## Task brief:
Where an image occurs, skip it and print the rest of the records verbatim.
####################
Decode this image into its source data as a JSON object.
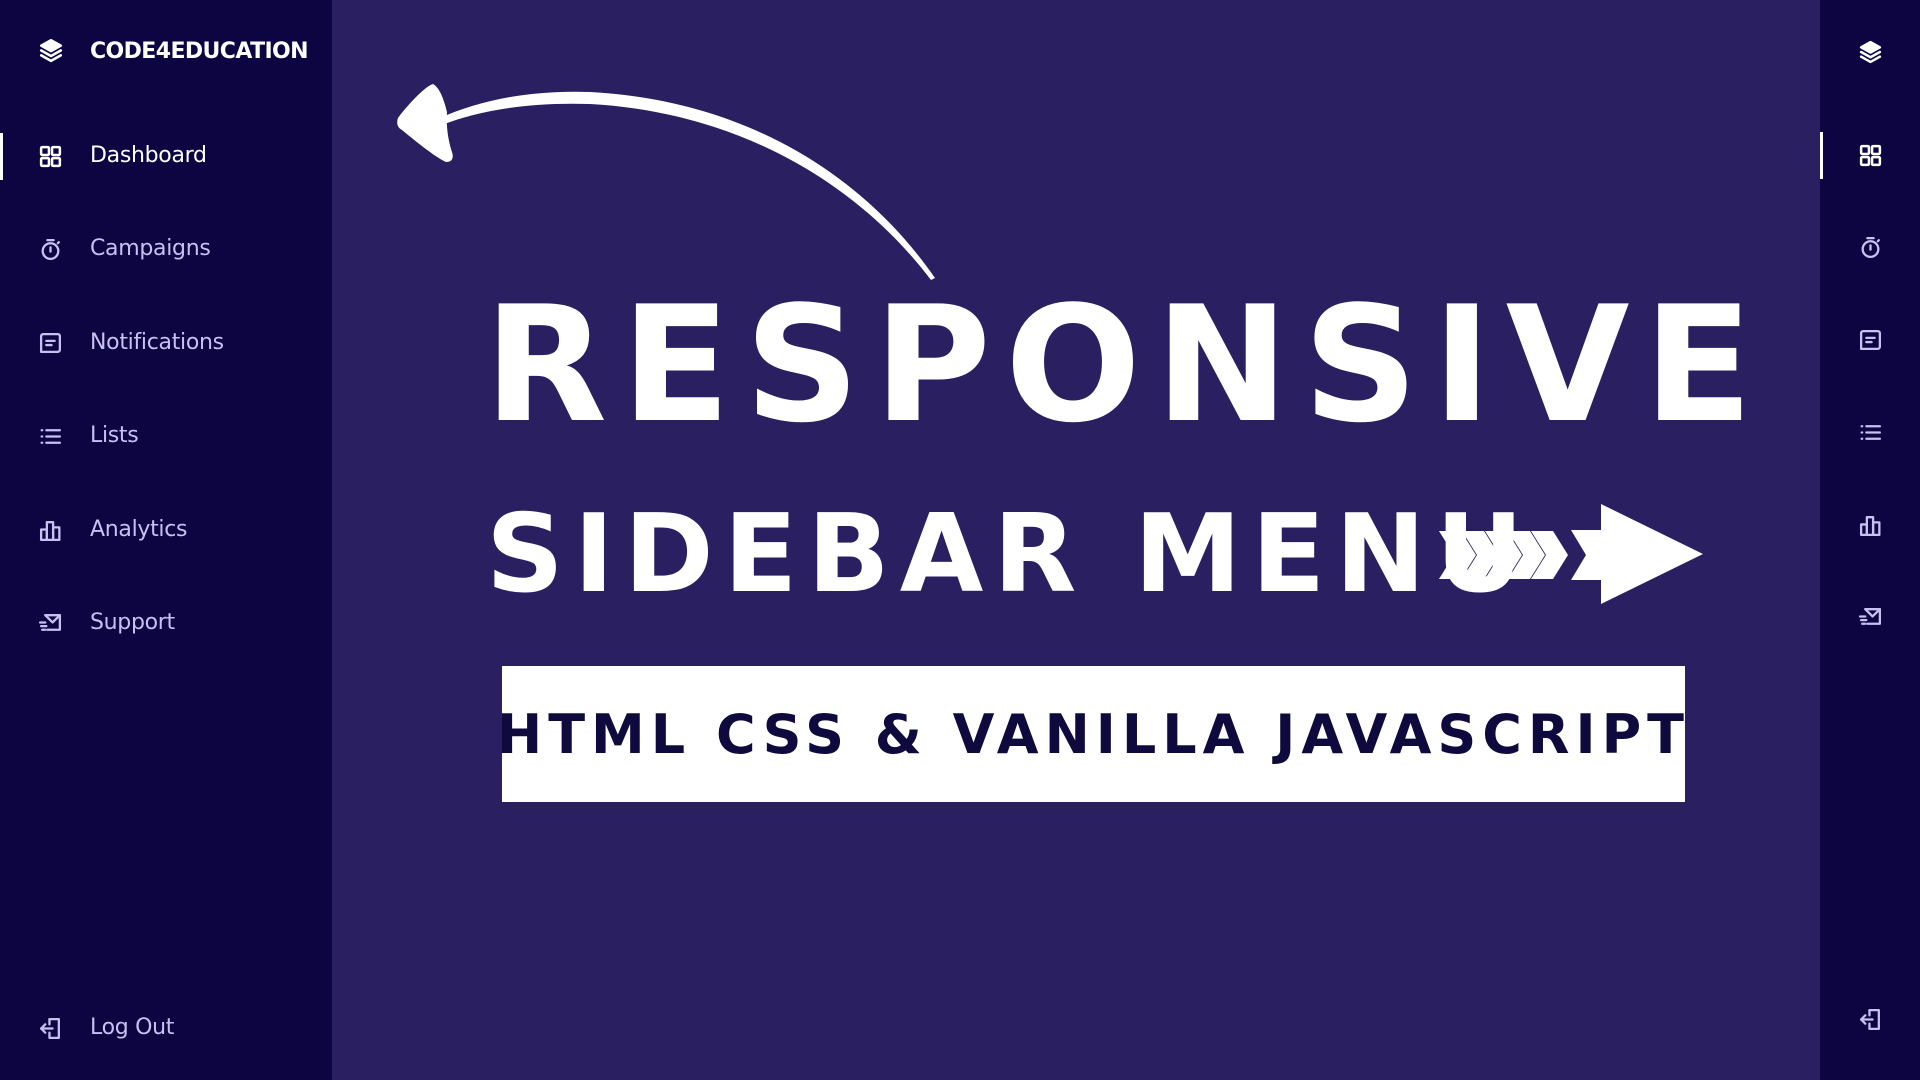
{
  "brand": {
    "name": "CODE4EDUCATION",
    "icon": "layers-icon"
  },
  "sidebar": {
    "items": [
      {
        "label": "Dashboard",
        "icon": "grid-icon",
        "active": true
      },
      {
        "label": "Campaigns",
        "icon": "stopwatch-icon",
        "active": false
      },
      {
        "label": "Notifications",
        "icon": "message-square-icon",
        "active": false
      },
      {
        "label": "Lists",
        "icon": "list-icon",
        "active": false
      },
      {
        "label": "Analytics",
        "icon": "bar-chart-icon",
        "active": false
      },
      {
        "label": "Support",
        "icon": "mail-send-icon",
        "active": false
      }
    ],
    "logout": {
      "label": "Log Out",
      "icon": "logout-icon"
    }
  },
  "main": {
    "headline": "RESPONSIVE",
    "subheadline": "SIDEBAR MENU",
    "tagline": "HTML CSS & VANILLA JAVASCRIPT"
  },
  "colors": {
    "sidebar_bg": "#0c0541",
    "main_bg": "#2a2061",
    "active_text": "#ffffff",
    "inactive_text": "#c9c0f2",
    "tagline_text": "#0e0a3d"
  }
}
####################
## Solution to this task:
Decode this image into its source data as a JSON object.
{
  "brand": {
    "name": "CODE4EDUCATION",
    "icon": "layers-icon"
  },
  "sidebar": {
    "items": [
      {
        "label": "Dashboard",
        "icon": "grid-icon",
        "active": true
      },
      {
        "label": "Campaigns",
        "icon": "stopwatch-icon",
        "active": false
      },
      {
        "label": "Notifications",
        "icon": "message-square-icon",
        "active": false
      },
      {
        "label": "Lists",
        "icon": "list-icon",
        "active": false
      },
      {
        "label": "Analytics",
        "icon": "bar-chart-icon",
        "active": false
      },
      {
        "label": "Support",
        "icon": "mail-send-icon",
        "active": false
      }
    ],
    "logout": {
      "label": "Log Out",
      "icon": "logout-icon"
    }
  },
  "main": {
    "headline": "RESPONSIVE",
    "subheadline": "SIDEBAR MENU",
    "tagline": "HTML CSS & VANILLA JAVASCRIPT"
  },
  "colors": {
    "sidebar_bg": "#0c0541",
    "main_bg": "#2a2061",
    "active_text": "#ffffff",
    "inactive_text": "#c9c0f2",
    "tagline_text": "#0e0a3d"
  }
}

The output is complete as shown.